“Mister America” is a mockumentary film about the silly and pathetic campaign of a guy who is not a very likable person to say the least. He is so vain, obnoxious, delusional, and narcissistic that you cannot help but shake your head as watching him bumping from one failure to another in his loony quest for personal revenge, and the movie tries to generate some vicious laughs from that, though it is not as successful as its makers intended.

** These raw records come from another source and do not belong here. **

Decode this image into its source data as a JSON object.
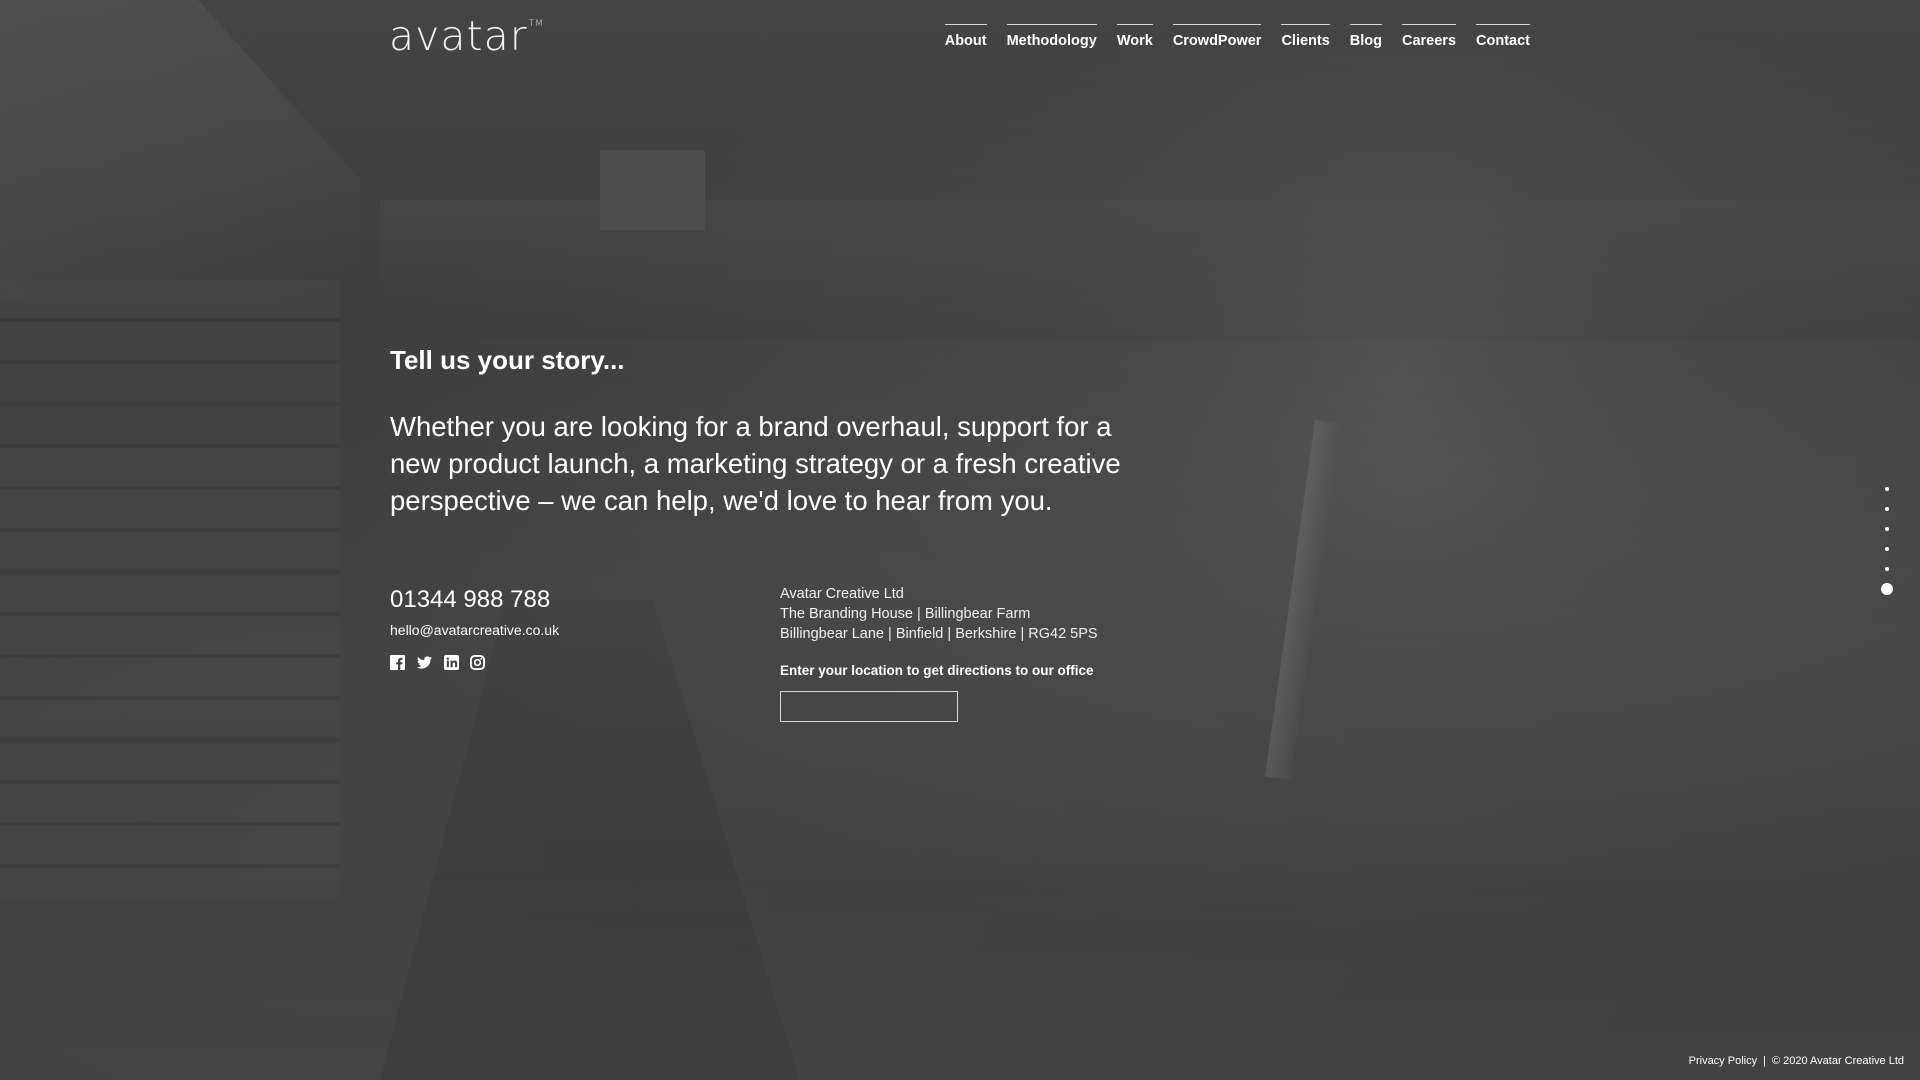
{
  "brand": {
    "logo_text": "avatar",
    "logo_mark": "TM"
  },
  "nav": {
    "items": [
      {
        "label": "About"
      },
      {
        "label": "Methodology"
      },
      {
        "label": "Work"
      },
      {
        "label": "CrowdPower"
      },
      {
        "label": "Clients"
      },
      {
        "label": "Blog"
      },
      {
        "label": "Careers"
      },
      {
        "label": "Contact"
      }
    ]
  },
  "main": {
    "heading": "Tell us your story...",
    "intro": "Whether you are looking for a brand overhaul, support for a new product launch, a marketing strategy or a fresh creative perspective – we can help, we'd love to hear from you."
  },
  "contact": {
    "phone": "01344 988 788",
    "email": "hello@avatarcreative.co.uk",
    "social": [
      {
        "icon": "facebook-icon"
      },
      {
        "icon": "twitter-icon"
      },
      {
        "icon": "linkedin-icon"
      },
      {
        "icon": "instagram-icon"
      }
    ]
  },
  "address": {
    "company": "Avatar Creative Ltd",
    "line1": "The Branding House | Billingbear Farm",
    "line2": "Billingbear Lane | Binfield | Berkshire | RG42 5PS",
    "directions_label": "Enter your location to get directions to our office",
    "directions_value": ""
  },
  "pager": {
    "total": 6,
    "active_index": 5
  },
  "footer": {
    "privacy": "Privacy Policy",
    "separator": "|",
    "copyright": "© 2020 Avatar Creative Ltd"
  },
  "colors": {
    "background": "#3f3f3f",
    "text": "#ffffff"
  }
}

Mainly through the camera held by a small bunch of documentary film crew members not seen on the screen, we see Tim Heidecker, who is playing here the fiction version of himself from “On Cinema at the Cinema”, embarking on his campaign for the upcoming election for the San Bernardino district attorney. Although there is not anyone to assist him besides a woman who recently got hired as his campaign manager, he is confident that he will win the election in the end, and you may roll your eyes as observing how woefully he is unprepared in many aspects. For example, he is not a lawyer, and he is not even a resident of San Bernardino, but he remains pretty oblivious to these and other problems while staying in some posh hotel room, which he uses as the headquarters of his campaign.
It is soon revealed to us that his campaign is motivated by a very petty and impertinent reason. Around the time when he was the co-host of TV movie review show “On Cinema at the Cinema”, Heidecker also dabbled in a number of questionable enterprises, and one of them was a music concert which turned out to be quite disastrous for a massive incident of drug overdose. As that incident resulted in the death of 20 people in addition to the serious injury of more than 100 people, he was subsequently charged for this incident, but, despite his many moments of insolence at the court, he was eventually released because of a certain jury member insisting on his innocence, and now he is determined to get his revenge on Vincent Rosetti (Don Pecchia), the incumbent district attorney of San Bernardino who pressed that charge on him.
With his campaign manager, Toni Newman (Terri Parks), Heidecker discusses a bit on how he gets more exposure and attention in public, but, not so surprisingly, he turns out to be his worst enemy. He tries social media for exposing him more to those potential voters out there in San Bernardino, but he only comes to make a fool of himself, and neither Rosetti nor Rosetti’s main opponent gives any attention to him at all. When he tries to approach to the residents of San Bernardino for himself, nobody is particularly interested in him, and many of them still remember well how he managed to avoid the responsibility for that tragic incident.
The documentary film crew members are later approached by Gregg Turkington, who is also playing the fiction version of himself from “On Cinema at the Cinema”, and he certainly tells them a lot about how silly and pathetic Heidecker is. In short, Heidecker is more or less than a plain and shabby version of Donald J. Trump, and he does not have any reflection or thought on his continuing series of failures while often blaming others.
And this tendency of his becomes more evident in front of the camera as there is not much time left for Heidecker and Newman. Frequently mired in morose self-pity, Heidecker often lashes out at Newman, but Newman, who incidentally turns out to be as goofy and incompetent as her boss, keeps sticking to him as his sole moral support, and she continues to try her best – or her worst, perhaps. When he decides to do something illegal for making him a legitimate candidate, she hesitates a bit, but she eventually goes along with that, and we get some laugh as they attempt to concoct a number of false names for their illegal deed.
Newman later manages to hold a meeting where Heidecker is supposed to debate with Rosetti in front of the residents of San Bernardino, but, again, they disastrously fail right from the beginning. Rosetti does not appear, and only a few people come to the meeting, probably because they are curious or do not have anything else to do. Furthermore, Turkington also comes to the meeting for revealing more of Heidecker’s checkered past, and it is not much of a spoiler to tell you that Heidecker finally comes to lose his temper as trying to handle this increasingly messy circumstance.
All these and other moments in the film are dryly and monotonously presented one by one, and that aspect of the movie is further accentuated by the deliberately flat filmmaking approach of director/co-writer Eric Notarnicola, who wrote the screenplay along with Heidecker and Turkington. It looks like they attempt a deadpan political satire here, but many of supposedly humorous moments in their movie feel pale compared to what we witnessed from Trump’s presidential election campaign in 2016, and we only come to watch its incorrigible hero from the distance without much care and attention.
Although it mildly amused me at times, “Mister America” does not have enough wit and humor to compensate for its rather stale story and characters, and its only genuine surprise for me comes from an old Disney movie mentioned by Turkington at one point. I initially thought it was just a fictional joke, but, right after watching the movie, I checked Wikipedia, and then, what do you know, I discovered that the movie does exist. To be frank with you, that tickled me more than anything else in the film.